Starting over after a prison stint is hard enough. But when your prison photo and rap sheet can be found online by anyone with Internet access, it can be even more difficult. The New Jersey Department of Corrections had maintained a database where you could find a photo and crime of any inmate, past or present. Now, that’s set to change.
The Department is removing photos of inmates who have completed their sentence and who have finished parole for at least one year. They say this is in an attempt to help former inmates move on—something that is difficult to do.
Civil rights activists are applauding the move, saying that inmates deserve that second chance, a chance to start over and do right once they’ve paid their debt to society.
Corrections Spokesman Matthew Schuman says that since they launched the site they’ve always received calls from former inmates asking them to remove their photos, that the site has made it difficult for them to start fresh.

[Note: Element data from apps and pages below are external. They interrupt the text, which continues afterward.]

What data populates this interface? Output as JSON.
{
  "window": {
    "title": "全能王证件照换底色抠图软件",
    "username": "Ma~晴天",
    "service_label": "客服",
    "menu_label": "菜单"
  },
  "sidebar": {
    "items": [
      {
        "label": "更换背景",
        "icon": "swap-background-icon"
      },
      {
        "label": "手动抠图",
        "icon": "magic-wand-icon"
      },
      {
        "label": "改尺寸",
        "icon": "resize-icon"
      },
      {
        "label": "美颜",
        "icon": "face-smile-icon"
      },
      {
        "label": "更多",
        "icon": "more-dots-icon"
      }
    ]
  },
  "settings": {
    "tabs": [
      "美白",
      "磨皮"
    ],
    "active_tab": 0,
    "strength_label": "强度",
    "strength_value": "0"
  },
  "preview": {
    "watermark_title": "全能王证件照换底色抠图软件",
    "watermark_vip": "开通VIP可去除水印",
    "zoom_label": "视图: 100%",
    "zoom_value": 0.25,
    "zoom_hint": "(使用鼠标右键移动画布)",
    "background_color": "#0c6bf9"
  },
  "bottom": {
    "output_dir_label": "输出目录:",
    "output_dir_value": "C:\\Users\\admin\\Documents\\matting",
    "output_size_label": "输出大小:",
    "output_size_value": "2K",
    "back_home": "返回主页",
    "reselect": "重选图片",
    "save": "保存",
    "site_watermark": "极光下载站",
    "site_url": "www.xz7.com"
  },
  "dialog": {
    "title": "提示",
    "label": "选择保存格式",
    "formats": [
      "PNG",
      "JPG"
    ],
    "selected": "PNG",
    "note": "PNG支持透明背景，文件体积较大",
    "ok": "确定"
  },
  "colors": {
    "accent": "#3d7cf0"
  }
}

An employer, potential girlfriend, or nosy neighbor could get online and see not only your photo, but your crime, your sentence, and your release date. Now, the information won’t be so readily available.
Not everyone is happy with the change, however. A spokesman for the New Jersey State Policemen’s Benevolent Association calls the move “censorship.” Jim Ryan says that the public shouldn’t be forced to “jump through hoops” to get this kind of information.
It isn’t clear why Mr. Ryan believes this information should be public or how an agency removing information off its own website could be considered “censorship.”
The ACLU is glad something is being done, but questions whether it’s enough. Alex Shalom, policy counsel for the ACLU of New Jersey says there shouldn’t be a one year waiting period, that the information should come off immediately after the sentence or parole-period has expired.
“While someone is serving their sentence, the public is benefiting by knowing this information,” he said according to the Star-Ledger. “But they’re done. They’re entitled to go on with their lives.”
The long lasting effects of a criminal conviction are numerous, and this shows only one of them. Your conviction, particularly if it is a felony, can haunt you for years to come. The only way to avoid this is to avoid a conviction in the first place.